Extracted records
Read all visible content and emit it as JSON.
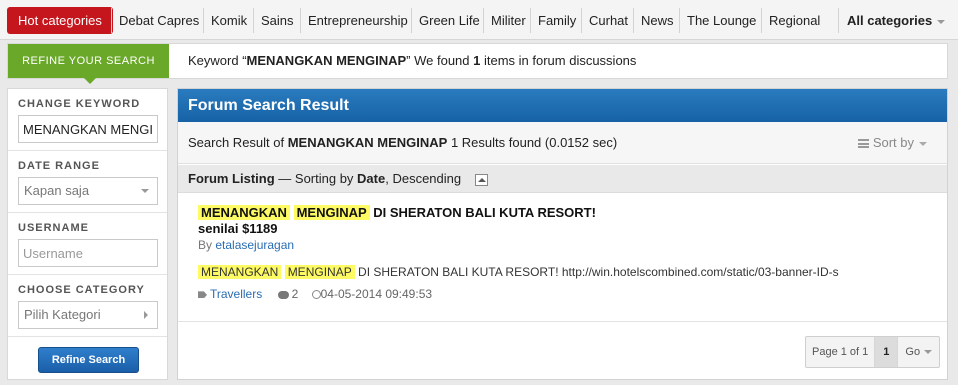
{
  "categories": {
    "hot": "Hot categories",
    "items": [
      "Debat Capres",
      "Komik",
      "Sains",
      "Entrepreneurship",
      "Green Life",
      "Militer",
      "Family",
      "Curhat",
      "News",
      "The Lounge",
      "Regional"
    ],
    "all": "All categories"
  },
  "keyword_bar": {
    "refine_tab": "REFINE YOUR SEARCH",
    "prefix": "Keyword “",
    "keyword": "MENANGKAN MENGINAP",
    "middle": "” We found ",
    "count": "1",
    "suffix": " items in forum discussions"
  },
  "sidebar": {
    "change_keyword_label": "CHANGE KEYWORD",
    "keyword_value": "MENANGKAN MENGINAP",
    "date_range_label": "DATE RANGE",
    "date_range_value": "Kapan saja",
    "username_label": "USERNAME",
    "username_placeholder": "Username",
    "category_label": "CHOOSE CATEGORY",
    "category_value": "Pilih Kategori",
    "refine_button": "Refine Search"
  },
  "panel": {
    "title": "Forum Search Result",
    "summary_prefix": "Search Result of ",
    "summary_keyword": "MENANGKAN MENGINAP",
    "summary_suffix": " 1 Results found (0.0152 sec)",
    "sort_by": "Sort by",
    "listing_title": "Forum Listing",
    "listing_mid": " — Sorting by ",
    "listing_sort": "Date",
    "listing_order": ", Descending"
  },
  "result": {
    "title_hl1": "MENANGKAN",
    "title_hl2": "MENGINAP",
    "title_rest": "DI SHERATON BALI KUTA RESORT!",
    "title_line2": "senilai $1189",
    "by_prefix": "By ",
    "author": "etalasejuragan",
    "snippet_hl1": "MENANGKAN",
    "snippet_hl2": "MENGINAP",
    "snippet_rest": " DI SHERATON BALI KUTA RESORT! http://win.hotelscombined.com/static/03-banner-ID-s",
    "category": "Travellers",
    "comments": "2",
    "datetime": "04-05-2014 09:49:53"
  },
  "pager": {
    "label": "Page 1 of 1",
    "current": "1",
    "go": "Go"
  }
}
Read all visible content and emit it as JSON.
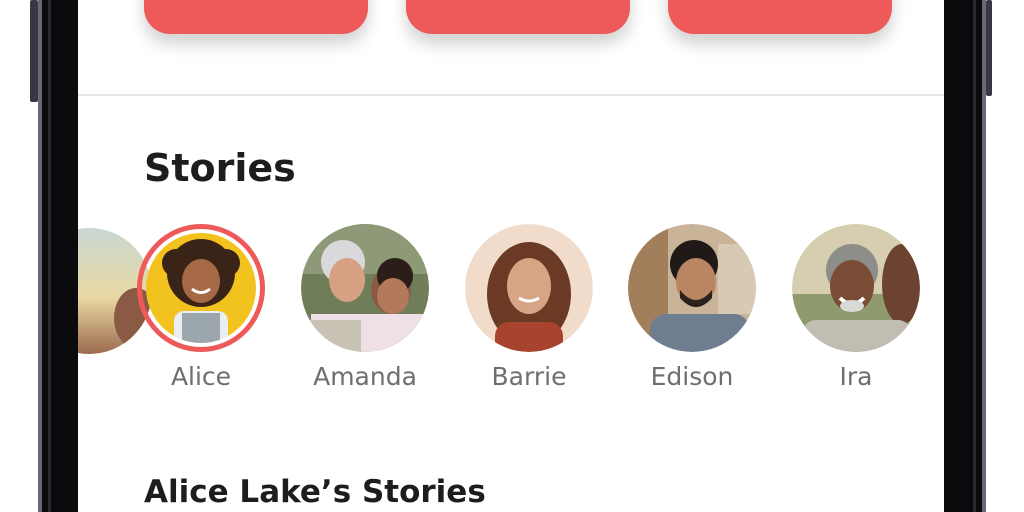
{
  "stories_section": {
    "title": "Stories",
    "people": [
      {
        "name": "Alice",
        "selected": true
      },
      {
        "name": "Amanda",
        "selected": false
      },
      {
        "name": "Barrie",
        "selected": false
      },
      {
        "name": "Edison",
        "selected": false
      },
      {
        "name": "Ira",
        "selected": false
      }
    ]
  },
  "subsection": {
    "title": "Alice Lake’s Stories"
  },
  "colors": {
    "accent": "#ee5a59",
    "title_text": "#1d1d1f",
    "label_text": "#6e6e6e",
    "divider": "#e6e6e6"
  }
}
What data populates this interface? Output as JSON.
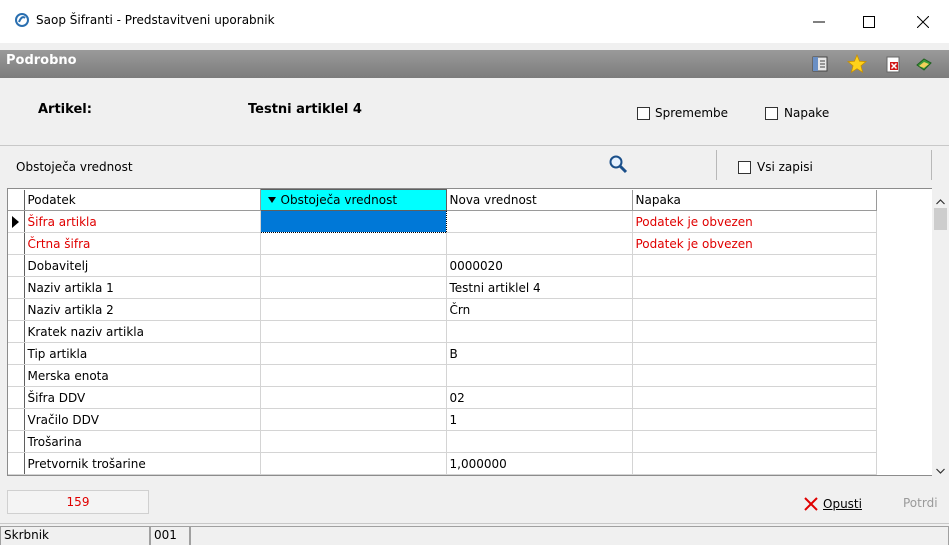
{
  "window": {
    "title": "Saop Šifranti - Predstavitveni uporabnik"
  },
  "header": {
    "title": "Podrobno"
  },
  "toolbar_icons": [
    "layout-icon",
    "star-icon",
    "delete-icon",
    "exit-icon"
  ],
  "artikel": {
    "label": "Artikel:",
    "value": "Testni artiklel 4"
  },
  "checks": {
    "spremembe": "Spremembe",
    "napake": "Napake",
    "vsi_zapisi": "Vsi zapisi"
  },
  "filter": {
    "label": "Obstoječa vrednost"
  },
  "grid": {
    "columns": [
      "Podatek",
      "Obstoječa vrednost",
      "Nova vrednost",
      "Napaka"
    ],
    "rows": [
      {
        "podatek": "Šifra artikla",
        "obstojeca": "",
        "nova": "",
        "napaka": "Podatek je obvezen"
      },
      {
        "podatek": "Črtna šifra",
        "obstojeca": "",
        "nova": "",
        "napaka": "Podatek je obvezen"
      },
      {
        "podatek": "Dobavitelj",
        "obstojeca": "",
        "nova": "0000020",
        "napaka": ""
      },
      {
        "podatek": "Naziv artikla 1",
        "obstojeca": "",
        "nova": "Testni artiklel 4",
        "napaka": ""
      },
      {
        "podatek": "Naziv artikla 2",
        "obstojeca": "",
        "nova": "Črn",
        "napaka": ""
      },
      {
        "podatek": "Kratek naziv artikla",
        "obstojeca": "",
        "nova": "",
        "napaka": ""
      },
      {
        "podatek": "Tip artikla",
        "obstojeca": "",
        "nova": "B",
        "napaka": ""
      },
      {
        "podatek": "Merska enota",
        "obstojeca": "",
        "nova": "",
        "napaka": ""
      },
      {
        "podatek": "Šifra DDV",
        "obstojeca": "",
        "nova": "02",
        "napaka": ""
      },
      {
        "podatek": "Vračilo DDV",
        "obstojeca": "",
        "nova": "1",
        "napaka": ""
      },
      {
        "podatek": "Trošarina",
        "obstojeca": "",
        "nova": "",
        "napaka": ""
      },
      {
        "podatek": "Pretvornik trošarine",
        "obstojeca": "",
        "nova": "1,000000",
        "napaka": ""
      }
    ]
  },
  "footer": {
    "count": "159",
    "opusti": "Opusti",
    "potrdi": "Potrdi"
  },
  "status": {
    "user_label": "Skrbnik",
    "code": "001"
  },
  "colors": {
    "error": "#e00000",
    "sorted_header": "#00ffff",
    "selection": "#0078d7"
  }
}
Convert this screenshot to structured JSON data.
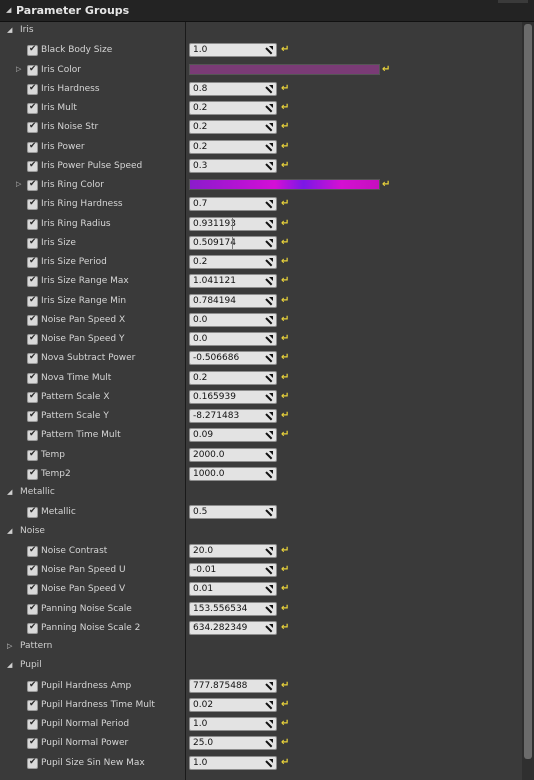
{
  "panel": {
    "title": "Parameter Groups"
  },
  "groups": [
    {
      "name": "Iris",
      "expanded": true,
      "params": [
        {
          "label": "Black Body Size",
          "value": "1.0"
        },
        {
          "label": "Iris Color",
          "type": "color",
          "color": "#7a3b76"
        },
        {
          "label": "Iris Hardness",
          "value": "0.8"
        },
        {
          "label": "Iris Mult",
          "value": "0.2"
        },
        {
          "label": "Iris Noise Str",
          "value": "0.2"
        },
        {
          "label": "Iris Power",
          "value": "0.2"
        },
        {
          "label": "Iris Power Pulse Speed",
          "value": "0.3"
        },
        {
          "label": "Iris Ring Color",
          "type": "color",
          "color": "#b313d3"
        },
        {
          "label": "Iris Ring Hardness",
          "value": "0.7"
        },
        {
          "label": "Iris Ring Radius",
          "value": "0.931193"
        },
        {
          "label": "Iris Size",
          "value": "0.509174"
        },
        {
          "label": "Iris Size Period",
          "value": "0.2"
        },
        {
          "label": "Iris Size Range Max",
          "value": "1.041121"
        },
        {
          "label": "Iris Size Range Min",
          "value": "0.784194"
        },
        {
          "label": "Noise Pan Speed X",
          "value": "0.0"
        },
        {
          "label": "Noise Pan Speed Y",
          "value": "0.0"
        },
        {
          "label": "Nova Subtract Power",
          "value": "-0.506686"
        },
        {
          "label": "Nova Time Mult",
          "value": "0.2"
        },
        {
          "label": "Pattern Scale X",
          "value": "0.165939"
        },
        {
          "label": "Pattern Scale Y",
          "value": "-8.271483"
        },
        {
          "label": "Pattern Time Mult",
          "value": "0.09"
        },
        {
          "label": "Temp",
          "value": "2000.0"
        },
        {
          "label": "Temp2",
          "value": "1000.0"
        }
      ]
    },
    {
      "name": "Metallic",
      "expanded": true,
      "params": [
        {
          "label": "Metallic",
          "value": "0.5"
        }
      ]
    },
    {
      "name": "Noise",
      "expanded": true,
      "params": [
        {
          "label": "Noise Contrast",
          "value": "20.0"
        },
        {
          "label": "Noise Pan Speed U",
          "value": "-0.01"
        },
        {
          "label": "Noise Pan Speed V",
          "value": "0.01"
        },
        {
          "label": "Panning Noise Scale",
          "value": "153.556534"
        },
        {
          "label": "Panning Noise Scale 2",
          "value": "634.282349"
        }
      ]
    },
    {
      "name": "Pattern",
      "expanded": false,
      "params": []
    },
    {
      "name": "Pupil",
      "expanded": true,
      "params": [
        {
          "label": "Pupil Hardness Amp",
          "value": "777.875488"
        },
        {
          "label": "Pupil Hardness Time Mult",
          "value": "0.02"
        },
        {
          "label": "Pupil Normal Period",
          "value": "1.0"
        },
        {
          "label": "Pupil Normal Power",
          "value": "25.0"
        },
        {
          "label": "Pupil Size Sin New Max",
          "value": "1.0"
        }
      ]
    }
  ],
  "no_reset_labels": [
    "Temp",
    "Temp2",
    "Metallic"
  ],
  "focused_labels": [
    "Iris Ring Radius",
    "Iris Size"
  ],
  "icons": {
    "collapse": "triangle-down-icon",
    "expand": "triangle-right-icon",
    "reset": "reset-arrow-icon"
  },
  "colors": {
    "reset_arrow": "#e8d23a",
    "panel_bg": "#3a3a3a",
    "header_bg": "#232323"
  }
}
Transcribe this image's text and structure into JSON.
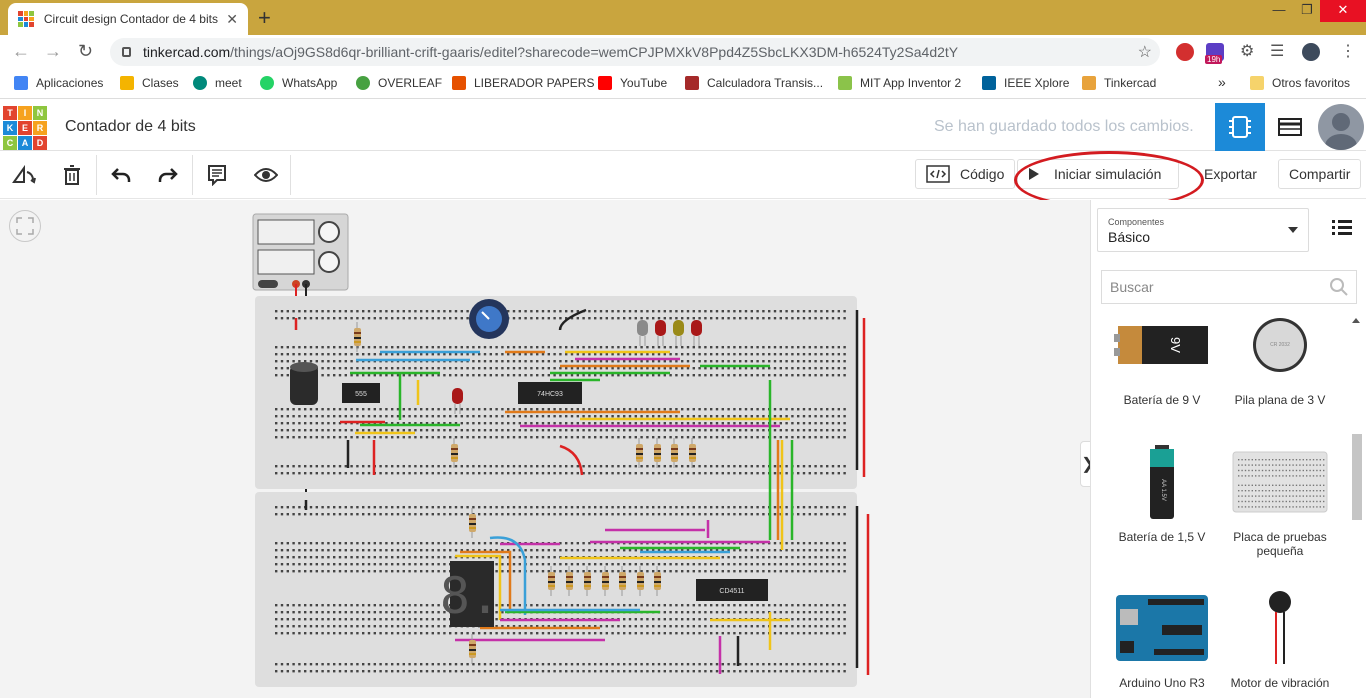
{
  "browser": {
    "tab_title": "Circuit design Contador de 4 bits",
    "tab_close": "✕",
    "new_tab": "+",
    "url_host": "tinkercad.com",
    "url_path": "/things/aOj9GS8d6qr-brilliant-crift-gaaris/editel?sharecode=wemCPJPMXkV8Ppd4Z5SbcLKX3DM-h6524Ty2Sa4d2tY",
    "ext_badge": "19h",
    "window_controls": {
      "min": "—",
      "max": "❐",
      "close": "✕"
    }
  },
  "bookmarks": {
    "items": [
      {
        "label": "Aplicaciones",
        "color": "#4285f4"
      },
      {
        "label": "Clases",
        "color": "#f4b400"
      },
      {
        "label": "meet",
        "color": "#00897b"
      },
      {
        "label": "WhatsApp",
        "color": "#25d366"
      },
      {
        "label": "OVERLEAF",
        "color": "#47a141"
      },
      {
        "label": "LIBERADOR PAPERS",
        "color": "#e65100"
      },
      {
        "label": "YouTube",
        "color": "#ff0000"
      },
      {
        "label": "Calculadora Transis...",
        "color": "#a52a2a"
      },
      {
        "label": "MIT App Inventor 2",
        "color": "#8bc34a"
      },
      {
        "label": "IEEE Xplore",
        "color": "#00629b"
      },
      {
        "label": "Tinkercad",
        "color": "#e8a33c"
      }
    ],
    "more": "»",
    "other": "Otros favoritos"
  },
  "tinkercad": {
    "logo_letters": [
      "T",
      "I",
      "N",
      "K",
      "E",
      "R",
      "C",
      "A",
      "D"
    ],
    "project_title": "Contador de 4 bits",
    "save_status": "Se han guardado todos los cambios.",
    "toolbar": {
      "code_label": "Código",
      "simulate_label": "Iniciar simulación",
      "export_label": "Exportar",
      "share_label": "Compartir"
    },
    "panel": {
      "components_label": "Componentes",
      "components_value": "Básico",
      "search_placeholder": "Buscar",
      "items": [
        {
          "label": "Batería de 9 V",
          "icon": "battery-9v-icon"
        },
        {
          "label": "Pila plana de 3 V",
          "icon": "coin-cell-icon"
        },
        {
          "label": "Batería de 1,5 V",
          "icon": "battery-aa-icon"
        },
        {
          "label": "Placa de pruebas pequeña",
          "icon": "breadboard-small-icon"
        },
        {
          "label": "Arduino Uno R3",
          "icon": "arduino-icon"
        },
        {
          "label": "Motor de vibración",
          "icon": "vibration-motor-icon"
        }
      ],
      "collapse_glyph": "❯"
    },
    "circuit": {
      "chips": [
        "555",
        "74HC93",
        "CD4511"
      ],
      "thumb_text": {
        "battery_9v": "9V",
        "battery_aa": "AA 1.5V"
      },
      "display_digit": "8."
    }
  },
  "colors": {
    "accent": "#1c8ad8",
    "annotation": "#d31b20",
    "tab_strip": "#c9a53e"
  }
}
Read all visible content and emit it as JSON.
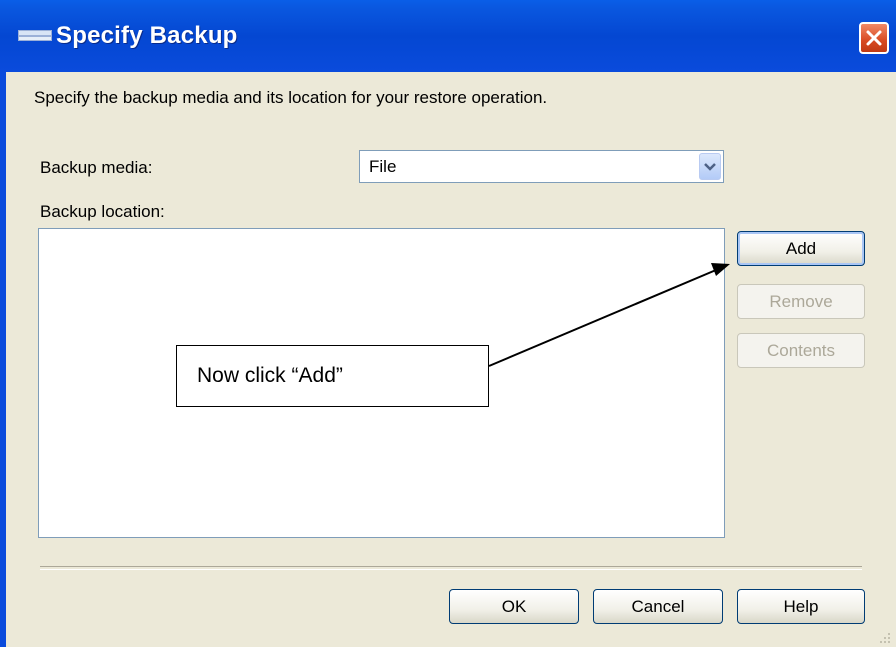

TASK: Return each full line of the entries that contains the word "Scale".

ANSWER TO THIS PROBLEM:
          "label": "Pattern Scale X",
          "label": "Pattern Scale Y",
          "label": "Panning Noise Scale",
          "label": "Panning Noise Scale 2",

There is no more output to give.